It's almost impossible to detect, track, and eliminate encrypted messages without imposing serious restrictions on your users. Comprehensive prevention requires intrusive methods such as these:
Capturing information about email habits and contents
Tracking overall Internet usage patterns related to sites and content
Examining for unusual activity on servers/workstations
Requiring key escrow on approved encryption products
If these actions seem too draconian, here are some things your organization can do:
Scan for unauthorized software use. Use tools to control user-level access and prevent software from being installed without administrator permission.
Allow no unauthorized HTTP/FTP servers on corporate networks.
Look for cracked systems offering hidden upload/download areas.
If possible, limit the amount of data such as MP3s, GIFs, JPGs, and so on allowed into or out of your networks via email. Email is the one tool that can easily pass through firewalls. All data coming in and leaving should be checked to make sure that it's safe before being passed on to the user.

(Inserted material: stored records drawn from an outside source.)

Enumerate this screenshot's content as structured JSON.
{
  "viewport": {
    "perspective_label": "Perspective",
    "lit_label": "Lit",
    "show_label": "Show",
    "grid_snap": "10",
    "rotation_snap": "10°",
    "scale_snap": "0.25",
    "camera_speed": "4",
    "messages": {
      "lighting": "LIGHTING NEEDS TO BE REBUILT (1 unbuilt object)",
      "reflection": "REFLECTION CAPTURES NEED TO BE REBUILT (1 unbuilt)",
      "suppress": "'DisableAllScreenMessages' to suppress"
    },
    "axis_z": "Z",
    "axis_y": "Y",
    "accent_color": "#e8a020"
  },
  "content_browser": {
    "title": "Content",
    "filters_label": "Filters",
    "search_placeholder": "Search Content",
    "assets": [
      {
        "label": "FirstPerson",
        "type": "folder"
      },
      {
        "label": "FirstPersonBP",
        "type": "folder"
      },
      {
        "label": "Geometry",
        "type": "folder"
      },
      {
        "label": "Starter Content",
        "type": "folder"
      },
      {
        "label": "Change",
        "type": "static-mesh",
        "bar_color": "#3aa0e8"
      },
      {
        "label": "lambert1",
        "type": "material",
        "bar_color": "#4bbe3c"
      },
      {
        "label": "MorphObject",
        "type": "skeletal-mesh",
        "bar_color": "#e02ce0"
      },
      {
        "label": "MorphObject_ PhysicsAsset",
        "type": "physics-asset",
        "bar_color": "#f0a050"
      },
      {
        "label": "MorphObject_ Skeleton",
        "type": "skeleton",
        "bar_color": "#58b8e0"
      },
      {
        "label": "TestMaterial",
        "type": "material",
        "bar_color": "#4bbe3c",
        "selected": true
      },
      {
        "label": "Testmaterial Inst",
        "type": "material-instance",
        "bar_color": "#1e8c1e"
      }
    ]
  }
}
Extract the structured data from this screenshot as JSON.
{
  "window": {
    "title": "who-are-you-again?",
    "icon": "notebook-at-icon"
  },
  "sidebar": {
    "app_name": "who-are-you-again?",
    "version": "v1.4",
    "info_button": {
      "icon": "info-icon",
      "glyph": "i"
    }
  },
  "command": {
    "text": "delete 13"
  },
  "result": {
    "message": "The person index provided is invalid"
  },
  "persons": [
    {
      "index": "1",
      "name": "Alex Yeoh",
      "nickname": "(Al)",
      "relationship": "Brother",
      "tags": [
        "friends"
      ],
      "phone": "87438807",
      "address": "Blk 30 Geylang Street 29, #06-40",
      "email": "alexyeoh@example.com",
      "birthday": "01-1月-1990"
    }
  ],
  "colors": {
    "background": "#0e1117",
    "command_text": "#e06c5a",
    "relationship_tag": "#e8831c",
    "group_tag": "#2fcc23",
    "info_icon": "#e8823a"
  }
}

Unless required for office usage, restrict access to Usenet and similar archives that could contain these kinds of files or be used in this manner.